Governor says her government reorg bill is about efficiency, not about creating a ‘fiefdom’
DES MOINES — Two of Governor Kim Reynolds’ priorities for the 2023 Iowa legislature have already become law, but her plan to streamline state government remains under review.
Reynolds says Iowa is way out of line with surrounding states. “When we’re spending $2100 more on a per capita basis than Illinois…our neighboring state who’s not really known for being fiscally responsible, a state that’s four times the State of Iowa, then we’re not providing efficient and effective services,” Reynolds says.
Reynolds has submitted a bill that’s nearly 16-hundred pages long to outline her plan to shrink the number of state agencies from 37 to 16. Critics of some of the proposals in the bill say Reynolds is trying to centralize more power in the governor’s office. “This isn’t about building a fiefdom for Kim Reynolds. This about reducing the size of government, which we should all be about,” Reynolds says. “It’s about bringing technologies and efficiencies and collaboration and coordination.”
Reynolds says no staff will be laid off if her plan to approved as is, but more than 500 full time positions in state government that aren’t currently filled would be eliminated — saving about 200 million dollars over the next four years. Lawmakers have begun holding subcommittee hearings on sections of the plan.
One area that’s being scrutinized would make it clear in state law that the attorney general may file criminal charges on behalf of the state even if a county attorney does not ask the attorney general’s office to pursue the case. Kelly Meyers, a lobbyist for the Iowa County Attorneys Association, says the group is asking for that passage to be removed from the bill. “Because county attorneys are elected officials,” Meyers says. “They answer to their voters and their constituents.”

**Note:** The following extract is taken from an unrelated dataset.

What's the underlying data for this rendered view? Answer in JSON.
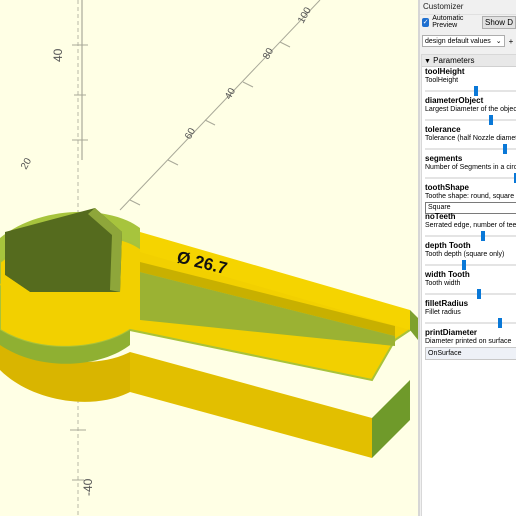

It was the policy of long time Iowa Attorney General Tom Miller to provide state lawyers to prosecute criminal cases when county attorneys made a request and the county attorneys association says that policy should remain intact. Republican Brenna Bird defeated Miller. She has said one of her priorities as Iowa attorney general is to hire more prosecutors.